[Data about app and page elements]
━━━━
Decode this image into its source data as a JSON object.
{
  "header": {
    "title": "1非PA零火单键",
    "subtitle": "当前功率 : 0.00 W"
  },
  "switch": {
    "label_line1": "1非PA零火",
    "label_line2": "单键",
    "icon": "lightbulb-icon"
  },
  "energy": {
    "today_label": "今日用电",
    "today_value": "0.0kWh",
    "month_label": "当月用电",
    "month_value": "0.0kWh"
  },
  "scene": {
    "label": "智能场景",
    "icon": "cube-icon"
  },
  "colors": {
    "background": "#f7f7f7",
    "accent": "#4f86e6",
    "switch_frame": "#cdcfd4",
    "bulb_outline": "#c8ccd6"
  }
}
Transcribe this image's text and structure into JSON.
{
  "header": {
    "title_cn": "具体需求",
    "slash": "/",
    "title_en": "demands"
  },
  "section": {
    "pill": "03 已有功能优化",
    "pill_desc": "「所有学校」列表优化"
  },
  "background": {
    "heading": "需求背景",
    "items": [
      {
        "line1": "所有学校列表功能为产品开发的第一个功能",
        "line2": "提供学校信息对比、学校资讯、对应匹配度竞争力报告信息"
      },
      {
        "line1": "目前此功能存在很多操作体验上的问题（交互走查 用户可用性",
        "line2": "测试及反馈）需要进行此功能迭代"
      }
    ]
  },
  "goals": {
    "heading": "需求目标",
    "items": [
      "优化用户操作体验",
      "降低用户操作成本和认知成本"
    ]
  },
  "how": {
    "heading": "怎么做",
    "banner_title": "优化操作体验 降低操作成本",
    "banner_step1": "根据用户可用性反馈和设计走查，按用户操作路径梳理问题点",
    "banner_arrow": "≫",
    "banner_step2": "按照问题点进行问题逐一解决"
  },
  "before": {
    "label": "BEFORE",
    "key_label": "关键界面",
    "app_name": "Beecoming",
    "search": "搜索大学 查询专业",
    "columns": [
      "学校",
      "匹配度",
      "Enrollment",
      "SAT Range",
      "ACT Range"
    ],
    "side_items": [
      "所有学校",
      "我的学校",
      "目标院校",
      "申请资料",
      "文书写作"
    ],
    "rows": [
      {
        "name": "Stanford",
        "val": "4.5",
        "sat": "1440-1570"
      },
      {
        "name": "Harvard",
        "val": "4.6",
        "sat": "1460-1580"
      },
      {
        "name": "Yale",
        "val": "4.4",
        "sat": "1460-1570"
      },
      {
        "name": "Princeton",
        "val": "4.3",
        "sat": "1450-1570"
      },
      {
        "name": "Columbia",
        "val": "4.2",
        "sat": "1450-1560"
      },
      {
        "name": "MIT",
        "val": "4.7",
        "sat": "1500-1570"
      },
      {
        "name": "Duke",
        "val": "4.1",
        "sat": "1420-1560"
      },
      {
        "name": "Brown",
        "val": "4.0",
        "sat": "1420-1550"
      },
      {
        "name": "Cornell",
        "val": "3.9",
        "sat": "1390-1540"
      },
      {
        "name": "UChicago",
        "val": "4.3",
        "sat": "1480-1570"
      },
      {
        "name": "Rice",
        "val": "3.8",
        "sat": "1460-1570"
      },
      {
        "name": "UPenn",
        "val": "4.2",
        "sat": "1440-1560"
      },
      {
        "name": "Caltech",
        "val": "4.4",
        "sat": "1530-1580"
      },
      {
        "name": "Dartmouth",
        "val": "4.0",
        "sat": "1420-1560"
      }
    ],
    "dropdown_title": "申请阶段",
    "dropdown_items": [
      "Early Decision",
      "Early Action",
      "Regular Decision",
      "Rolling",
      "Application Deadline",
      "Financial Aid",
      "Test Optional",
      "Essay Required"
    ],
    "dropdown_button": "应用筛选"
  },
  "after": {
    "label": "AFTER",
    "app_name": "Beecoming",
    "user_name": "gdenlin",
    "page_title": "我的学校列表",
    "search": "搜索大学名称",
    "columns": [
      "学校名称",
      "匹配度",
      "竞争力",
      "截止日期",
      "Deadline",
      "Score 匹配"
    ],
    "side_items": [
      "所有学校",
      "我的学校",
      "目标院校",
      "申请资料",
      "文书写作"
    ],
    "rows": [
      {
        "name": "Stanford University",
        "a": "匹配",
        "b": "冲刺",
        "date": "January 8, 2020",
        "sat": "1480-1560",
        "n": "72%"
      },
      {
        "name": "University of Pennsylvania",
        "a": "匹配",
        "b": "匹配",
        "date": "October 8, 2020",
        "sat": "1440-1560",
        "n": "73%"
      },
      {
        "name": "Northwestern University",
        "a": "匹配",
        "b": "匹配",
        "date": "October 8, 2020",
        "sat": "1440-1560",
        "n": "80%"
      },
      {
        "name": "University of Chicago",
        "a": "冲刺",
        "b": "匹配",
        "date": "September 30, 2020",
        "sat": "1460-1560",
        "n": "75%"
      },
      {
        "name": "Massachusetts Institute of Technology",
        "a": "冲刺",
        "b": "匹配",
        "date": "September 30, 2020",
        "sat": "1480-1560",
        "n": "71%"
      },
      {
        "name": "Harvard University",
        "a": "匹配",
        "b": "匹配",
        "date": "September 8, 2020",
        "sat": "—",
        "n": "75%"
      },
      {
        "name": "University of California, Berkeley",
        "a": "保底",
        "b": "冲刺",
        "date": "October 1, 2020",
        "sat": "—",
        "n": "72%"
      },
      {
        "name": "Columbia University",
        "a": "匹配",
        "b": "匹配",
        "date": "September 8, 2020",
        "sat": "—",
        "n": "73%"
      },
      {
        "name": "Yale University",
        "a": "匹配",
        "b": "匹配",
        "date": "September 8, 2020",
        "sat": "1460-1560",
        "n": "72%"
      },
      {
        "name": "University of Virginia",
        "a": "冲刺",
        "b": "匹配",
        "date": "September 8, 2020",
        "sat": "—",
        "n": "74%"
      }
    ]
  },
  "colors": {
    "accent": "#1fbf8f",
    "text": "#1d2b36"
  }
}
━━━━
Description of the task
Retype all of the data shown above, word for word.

Your response
Decode this image into its source data as a JSON object.
{
  "header": {
    "title": "1非PA零火单键",
    "subtitle": "当前功率 : 0.00 W"
  },
  "switch": {
    "label_line1": "1非PA零火",
    "label_line2": "单键",
    "icon": "lightbulb-icon"
  },
  "energy": {
    "today_label": "今日用电",
    "today_value": "0.0kWh",
    "month_label": "当月用电",
    "month_value": "0.0kWh"
  },
  "scene": {
    "label": "智能场景",
    "icon": "cube-icon"
  },
  "colors": {
    "background": "#f7f7f7",
    "accent": "#4f86e6",
    "switch_frame": "#cdcfd4",
    "bulb_outline": "#c8ccd6"
  }
}
Transcribe this image's text and structure into JSON.
{
  "header": {
    "title_cn": "具体需求",
    "slash": "/",
    "title_en": "demands"
  },
  "section": {
    "pill": "03 已有功能优化",
    "pill_desc": "「所有学校」列表优化"
  },
  "background": {
    "heading": "需求背景",
    "items": [
      {
        "line1": "所有学校列表功能为产品开发的第一个功能",
        "line2": "提供学校信息对比、学校资讯、对应匹配度竞争力报告信息"
      },
      {
        "line1": "目前此功能存在很多操作体验上的问题（交互走查 用户可用性",
        "line2": "测试及反馈）需要进行此功能迭代"
      }
    ]
  },
  "goals": {
    "heading": "需求目标",
    "items": [
      "优化用户操作体验",
      "降低用户操作成本和认知成本"
    ]
  },
  "how": {
    "heading": "怎么做",
    "banner_title": "优化操作体验 降低操作成本",
    "banner_step1": "根据用户可用性反馈和设计走查，按用户操作路径梳理问题点",
    "banner_arrow": "≫",
    "banner_step2": "按照问题点进行问题逐一解决"
  },
  "before": {
    "label": "BEFORE",
    "key_label": "关键界面",
    "app_name": "Beecoming",
    "search": "搜索大学 查询专业",
    "columns": [
      "学校",
      "匹配度",
      "Enrollment",
      "SAT Range",
      "ACT Range"
    ],
    "side_items": [
      "所有学校",
      "我的学校",
      "目标院校",
      "申请资料",
      "文书写作"
    ],
    "rows": [
      {
        "name": "Stanford",
        "val": "4.5",
        "sat": "1440-1570"
      },
      {
        "name": "Harvard",
        "val": "4.6",
        "sat": "1460-1580"
      },
      {
        "name": "Yale",
        "val": "4.4",
        "sat": "1460-1570"
      },
      {
        "name": "Princeton",
        "val": "4.3",
        "sat": "1450-1570"
      },
      {
        "name": "Columbia",
        "val": "4.2",
        "sat": "1450-1560"
      },
      {
        "name": "MIT",
        "val": "4.7",
        "sat": "1500-1570"
      },
      {
        "name": "Duke",
        "val": "4.1",
        "sat": "1420-1560"
      },
      {
        "name": "Brown",
        "val": "4.0",
        "sat": "1420-1550"
      },
      {
        "name": "Cornell",
        "val": "3.9",
        "sat": "1390-1540"
      },
      {
        "name": "UChicago",
        "val": "4.3",
        "sat": "1480-1570"
      },
      {
        "name": "Rice",
        "val": "3.8",
        "sat": "1460-1570"
      },
      {
        "name": "UPenn",
        "val": "4.2",
        "sat": "1440-1560"
      },
      {
        "name": "Caltech",
        "val": "4.4",
        "sat": "1530-1580"
      },
      {
        "name": "Dartmouth",
        "val": "4.0",
        "sat": "1420-1560"
      }
    ],
    "dropdown_title": "申请阶段",
    "dropdown_items": [
      "Early Decision",
      "Early Action",
      "Regular Decision",
      "Rolling",
      "Application Deadline",
      "Financial Aid",
      "Test Optional",
      "Essay Required"
    ],
    "dropdown_button": "应用筛选"
  },
  "after": {
    "label": "AFTER",
    "app_name": "Beecoming",
    "user_name": "gdenlin",
    "page_title": "我的学校列表",
    "search": "搜索大学名称",
    "columns": [
      "学校名称",
      "匹配度",
      "竞争力",
      "截止日期",
      "Deadline",
      "Score 匹配"
    ],
    "side_items": [
      "所有学校",
      "我的学校",
      "目标院校",
      "申请资料",
      "文书写作"
    ],
    "rows": [
      {
        "name": "Stanford University",
        "a": "匹配",
        "b": "冲刺",
        "date": "January 8, 2020",
        "sat": "1480-1560",
        "n": "72%"
      },
      {
        "name": "University of Pennsylvania",
        "a": "匹配",
        "b": "匹配",
        "date": "October 8, 2020",
        "sat": "1440-1560",
        "n": "73%"
      },
      {
        "name": "Northwestern University",
        "a": "匹配",
        "b": "匹配",
        "date": "October 8, 2020",
        "sat": "1440-1560",
        "n": "80%"
      },
      {
        "name": "University of Chicago",
        "a": "冲刺",
        "b": "匹配",
        "date": "September 30, 2020",
        "sat": "1460-1560",
        "n": "75%"
      },
      {
        "name": "Massachusetts Institute of Technology",
        "a": "冲刺",
        "b": "匹配",
        "date": "September 30, 2020",
        "sat": "1480-1560",
        "n": "71%"
      },
      {
        "name": "Harvard University",
        "a": "匹配",
        "b": "匹配",
        "date": "September 8, 2020",
        "sat": "—",
        "n": "75%"
      },
      {
        "name": "University of California, Berkeley",
        "a": "保底",
        "b": "冲刺",
        "date": "October 1, 2020",
        "sat": "—",
        "n": "72%"
      },
      {
        "name": "Columbia University",
        "a": "匹配",
        "b": "匹配",
        "date": "September 8, 2020",
        "sat": "—",
        "n": "73%"
      },
      {
        "name": "Yale University",
        "a": "匹配",
        "b": "匹配",
        "date": "September 8, 2020",
        "sat": "1460-1560",
        "n": "72%"
      },
      {
        "name": "University of Virginia",
        "a": "冲刺",
        "b": "匹配",
        "date": "September 8, 2020",
        "sat": "—",
        "n": "74%"
      }
    ]
  },
  "colors": {
    "accent": "#1fbf8f",
    "text": "#1d2b36"
  }
}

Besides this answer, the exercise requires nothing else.